The country’s main intelligence agency, the ISI, has a track record of interfering in Pakistan’s domestic politics, rigging elections, orchestrating party splits and sponsoring political alliances.
Since they burst onto the national scene, Mr Kamal and his group of dissidents have attacked their former boss in London for his alleged links with the Indian intelligence agency, RAW.
They have denounced what they say is his flip-flop approach to policy, his threats and abuse towards the army and his alleged incitement to violence against opponents.
None of the allegations are particularly shocking or revealing.
The more serious ones, that the party bosses received funding from Indian intelligence, have been in the public domain for quite some time but are yet to be proven in a court of law.
“The allegation has been used repeatedly as a stick to beat us with and to paint us as unpatriotic,” says Dr Farooq Sattar, a senior MQM leader.
“And yet, despite the continuous media trial, people have continued to vote for us.”
MQM insiders accept that there has been persist frustration within the senior ranks about the way party affairs have been managed from London.
There, Mr Hussain has been under pressure from the British authorities, facing a variety of allegations – all of which he denies – including an investigation into money laundering.
Separately, British officials are investigating the murder of a senior MQM leader, Dr Imran Farooq, who was stabbed to death in London in 2010.
Some claimed that his death was a politically motivated killing because at the time, Dr Farooq was reportedly planning to break away from Mr Hussain and start his own party.
Party insiders say the legal challenges, increased scrutiny of the party’s finances and a lifestyle of indulgence has taken a big toll on Mr Hussain’s health.
But despite battling on multiple fronts, his appeal and the vote bank has stayed intact. In fact, in December 2015, the MQM won the local government election with a huge margin in Karachi and other urban areas of Sindh province.
“We are not a perfect party,” concedes an MQM member of parliament. “There’s much we would like to change about ourselves. But it has to come from within. External attempts to force reform will fail.”
For now, the party has decided to play it cool in the face of the latest challenge, calling it “a storm in a tea-cup”. Instead, it is focusing its energies on a waste collection drive on the streets of Karachi.
As for Mr Kamal, it is unclear how he intends to take his campaign beyond the television talk shows. He says he is not in a rush.
Pakistan’s next elections are not due for another two years. Mr Kamal says he intends to use that time and space to organise his as-yet unnamed new party and to reach out to all Pakistanis.

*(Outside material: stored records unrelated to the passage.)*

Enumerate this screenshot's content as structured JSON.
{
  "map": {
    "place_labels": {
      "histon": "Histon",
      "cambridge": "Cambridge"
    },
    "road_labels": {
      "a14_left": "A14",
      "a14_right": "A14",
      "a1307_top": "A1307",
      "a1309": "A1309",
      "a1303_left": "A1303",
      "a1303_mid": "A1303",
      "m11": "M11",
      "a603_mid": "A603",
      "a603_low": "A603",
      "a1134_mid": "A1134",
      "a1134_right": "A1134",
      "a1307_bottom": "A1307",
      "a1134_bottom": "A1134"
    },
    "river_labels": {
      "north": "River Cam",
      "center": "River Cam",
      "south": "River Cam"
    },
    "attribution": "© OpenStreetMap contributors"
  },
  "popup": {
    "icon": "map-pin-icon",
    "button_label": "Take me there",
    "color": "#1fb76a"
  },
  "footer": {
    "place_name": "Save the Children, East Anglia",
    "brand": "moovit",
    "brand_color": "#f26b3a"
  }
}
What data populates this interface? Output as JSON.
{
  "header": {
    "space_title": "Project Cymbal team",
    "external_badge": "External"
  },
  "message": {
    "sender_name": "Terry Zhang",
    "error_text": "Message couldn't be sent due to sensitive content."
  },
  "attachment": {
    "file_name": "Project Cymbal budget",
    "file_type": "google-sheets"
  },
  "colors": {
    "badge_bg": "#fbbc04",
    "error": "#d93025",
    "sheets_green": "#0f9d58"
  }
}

His first real test of popular support will come when he leaves the secure confines of his camp office and ventures out on the streets of the city where Altaf Hussain, despite all his problems, still enjoys a significant loyal following.